> TASK DIRECTIONS
Reply with nothing but how many lines in the entries below include "into".

> THE DATA
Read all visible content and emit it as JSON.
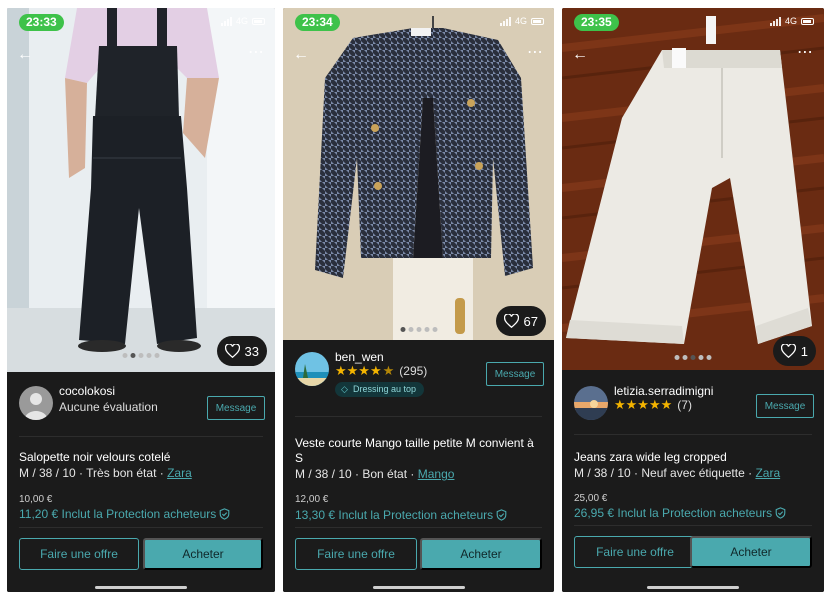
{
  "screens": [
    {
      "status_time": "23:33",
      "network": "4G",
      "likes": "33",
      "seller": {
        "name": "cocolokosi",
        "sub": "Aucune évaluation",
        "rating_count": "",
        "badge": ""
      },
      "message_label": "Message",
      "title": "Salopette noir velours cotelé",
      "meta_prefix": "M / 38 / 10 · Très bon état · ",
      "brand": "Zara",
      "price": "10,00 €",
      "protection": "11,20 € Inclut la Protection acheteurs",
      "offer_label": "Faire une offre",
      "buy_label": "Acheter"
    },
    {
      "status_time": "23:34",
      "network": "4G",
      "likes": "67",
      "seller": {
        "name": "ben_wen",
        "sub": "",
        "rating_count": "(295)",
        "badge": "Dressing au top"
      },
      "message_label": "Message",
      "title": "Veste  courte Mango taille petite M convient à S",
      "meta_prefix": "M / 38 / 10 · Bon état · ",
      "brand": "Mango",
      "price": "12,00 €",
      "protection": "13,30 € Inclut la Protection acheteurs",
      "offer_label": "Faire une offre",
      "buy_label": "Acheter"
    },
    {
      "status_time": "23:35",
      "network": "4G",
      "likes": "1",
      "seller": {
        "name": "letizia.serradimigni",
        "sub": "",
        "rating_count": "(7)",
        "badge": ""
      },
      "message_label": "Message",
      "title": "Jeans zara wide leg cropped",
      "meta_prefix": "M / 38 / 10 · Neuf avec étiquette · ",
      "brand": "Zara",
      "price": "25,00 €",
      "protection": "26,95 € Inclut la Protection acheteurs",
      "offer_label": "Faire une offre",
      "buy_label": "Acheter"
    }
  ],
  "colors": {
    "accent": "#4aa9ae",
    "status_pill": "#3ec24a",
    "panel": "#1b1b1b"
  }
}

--

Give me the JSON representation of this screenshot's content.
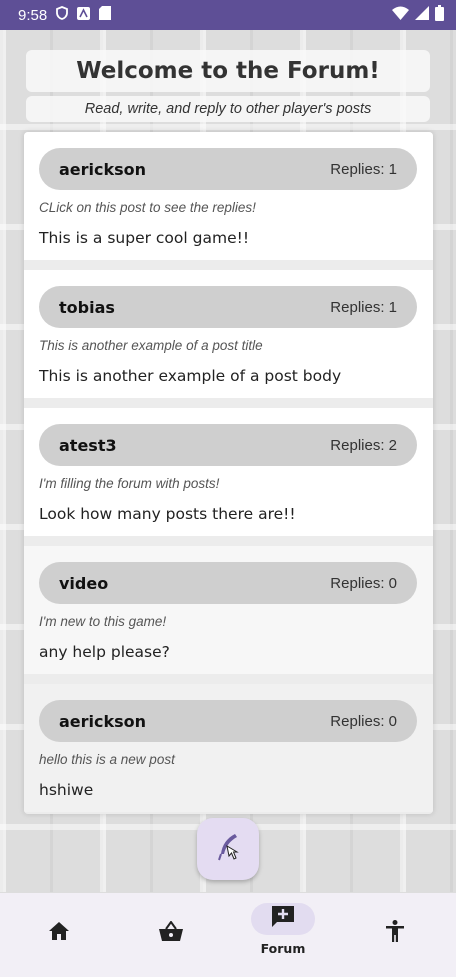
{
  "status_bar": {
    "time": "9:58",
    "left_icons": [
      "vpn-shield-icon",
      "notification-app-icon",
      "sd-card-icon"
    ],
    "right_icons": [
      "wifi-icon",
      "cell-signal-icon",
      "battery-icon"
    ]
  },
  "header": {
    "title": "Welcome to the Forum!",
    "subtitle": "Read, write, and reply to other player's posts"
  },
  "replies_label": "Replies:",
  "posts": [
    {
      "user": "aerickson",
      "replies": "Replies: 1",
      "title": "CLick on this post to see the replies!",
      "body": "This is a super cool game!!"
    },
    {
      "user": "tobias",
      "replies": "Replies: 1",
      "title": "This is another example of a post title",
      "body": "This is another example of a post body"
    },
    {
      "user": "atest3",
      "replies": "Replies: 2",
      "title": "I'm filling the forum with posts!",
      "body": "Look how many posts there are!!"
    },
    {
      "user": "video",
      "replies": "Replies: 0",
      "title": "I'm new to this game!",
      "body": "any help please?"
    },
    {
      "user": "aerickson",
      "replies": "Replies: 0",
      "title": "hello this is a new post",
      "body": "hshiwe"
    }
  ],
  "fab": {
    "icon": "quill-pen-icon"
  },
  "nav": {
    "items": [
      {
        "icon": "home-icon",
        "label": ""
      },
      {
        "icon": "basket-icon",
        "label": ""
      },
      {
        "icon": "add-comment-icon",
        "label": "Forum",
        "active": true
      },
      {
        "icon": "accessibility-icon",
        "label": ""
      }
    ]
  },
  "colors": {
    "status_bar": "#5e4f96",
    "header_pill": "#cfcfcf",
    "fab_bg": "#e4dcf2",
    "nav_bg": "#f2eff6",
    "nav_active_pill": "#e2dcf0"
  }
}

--

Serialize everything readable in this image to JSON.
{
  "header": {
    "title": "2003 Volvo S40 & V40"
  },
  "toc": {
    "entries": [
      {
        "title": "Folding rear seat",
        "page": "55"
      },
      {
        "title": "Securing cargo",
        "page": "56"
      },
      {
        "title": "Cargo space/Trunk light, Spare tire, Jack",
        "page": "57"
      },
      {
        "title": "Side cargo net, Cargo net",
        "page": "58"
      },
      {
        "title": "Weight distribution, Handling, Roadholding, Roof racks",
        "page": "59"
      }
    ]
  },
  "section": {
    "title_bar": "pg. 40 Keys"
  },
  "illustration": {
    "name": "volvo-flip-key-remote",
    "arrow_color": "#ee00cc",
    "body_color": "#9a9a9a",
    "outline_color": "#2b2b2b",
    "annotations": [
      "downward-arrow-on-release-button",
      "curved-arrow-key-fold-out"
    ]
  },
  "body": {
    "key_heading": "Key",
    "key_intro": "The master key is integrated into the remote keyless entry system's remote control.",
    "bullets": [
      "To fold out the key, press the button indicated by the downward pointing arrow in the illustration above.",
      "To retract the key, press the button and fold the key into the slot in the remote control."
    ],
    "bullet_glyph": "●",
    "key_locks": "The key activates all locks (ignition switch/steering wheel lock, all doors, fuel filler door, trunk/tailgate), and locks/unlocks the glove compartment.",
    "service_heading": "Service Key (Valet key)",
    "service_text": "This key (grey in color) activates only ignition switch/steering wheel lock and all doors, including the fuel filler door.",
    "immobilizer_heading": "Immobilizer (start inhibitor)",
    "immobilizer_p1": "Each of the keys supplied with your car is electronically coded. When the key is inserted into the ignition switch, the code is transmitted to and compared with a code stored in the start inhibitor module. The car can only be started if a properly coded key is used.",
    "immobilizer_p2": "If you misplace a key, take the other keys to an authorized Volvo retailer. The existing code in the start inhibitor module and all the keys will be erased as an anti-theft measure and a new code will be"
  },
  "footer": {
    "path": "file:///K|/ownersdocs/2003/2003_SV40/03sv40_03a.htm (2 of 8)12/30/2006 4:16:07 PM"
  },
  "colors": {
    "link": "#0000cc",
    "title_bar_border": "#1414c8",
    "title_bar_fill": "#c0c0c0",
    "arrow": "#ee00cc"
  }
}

> COMPLETED TASK
3